Yes, l=5 is a valid answer because there are other orbitals past the s, p, d, and f orbitals.

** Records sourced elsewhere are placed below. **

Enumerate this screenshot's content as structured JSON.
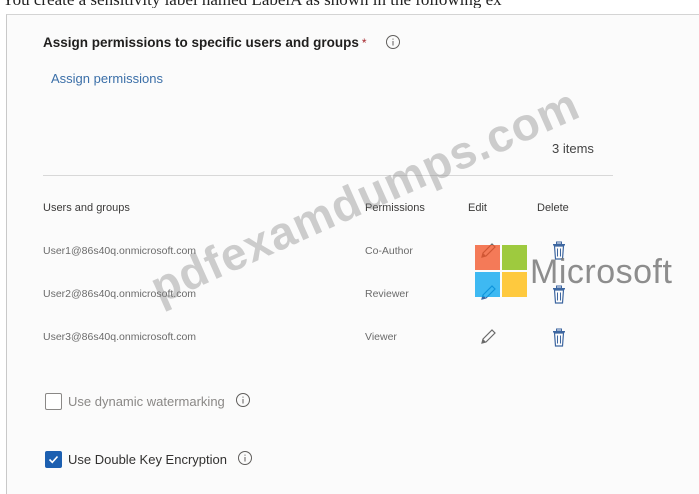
{
  "caption_fragment": "You create a sensitivity label named LabelA as shown in the following ex",
  "section": {
    "title": "Assign permissions to specific users and groups",
    "required_mark": "*",
    "info_icon": "info-icon"
  },
  "assign_link": "Assign permissions",
  "items_count": "3 items",
  "table": {
    "headers": {
      "users": "Users and groups",
      "permissions": "Permissions",
      "edit": "Edit",
      "delete": "Delete"
    },
    "rows": [
      {
        "user": "User1@86s40q.onmicrosoft.com",
        "permission": "Co-Author",
        "edit_icon": "pencil-icon",
        "delete_icon": "trash-icon"
      },
      {
        "user": "User2@86s40q.onmicrosoft.com",
        "permission": "Reviewer",
        "edit_icon": "pencil-icon",
        "delete_icon": "trash-icon"
      },
      {
        "user": "User3@86s40q.onmicrosoft.com",
        "permission": "Viewer",
        "edit_icon": "pencil-icon",
        "delete_icon": "trash-icon"
      }
    ]
  },
  "options": {
    "dynamic_watermarking": {
      "label": "Use dynamic watermarking",
      "checked": false
    },
    "double_key_encryption": {
      "label": "Use Double Key Encryption",
      "checked": true
    }
  },
  "overlays": {
    "watermark_text": "pdfexamdumps.com",
    "brand_word": "Microsoft",
    "brand_colors": [
      "#f25022",
      "#7fba00",
      "#00a4ef",
      "#ffb900"
    ]
  },
  "colors": {
    "link": "#3b6fa8",
    "checkbox_checked": "#1c5fb0"
  }
}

As long as the angular momentum quantum number follows the l=0,,, n-1 requirement, it is possible.

Chenning Yang Dis3l
Posts: 55
Joined: Fri Oct 09, 2020 12:16 am

### Re: n=6,l=5

Yes! l =<(n-1)

Hannah Chang 3K
Posts: 91
Joined: Sat Oct 17, 2020 12:15 am

### Re: n=6,l=5

l=5 is theoretically correct though we haven't found actual elements with h orbitals.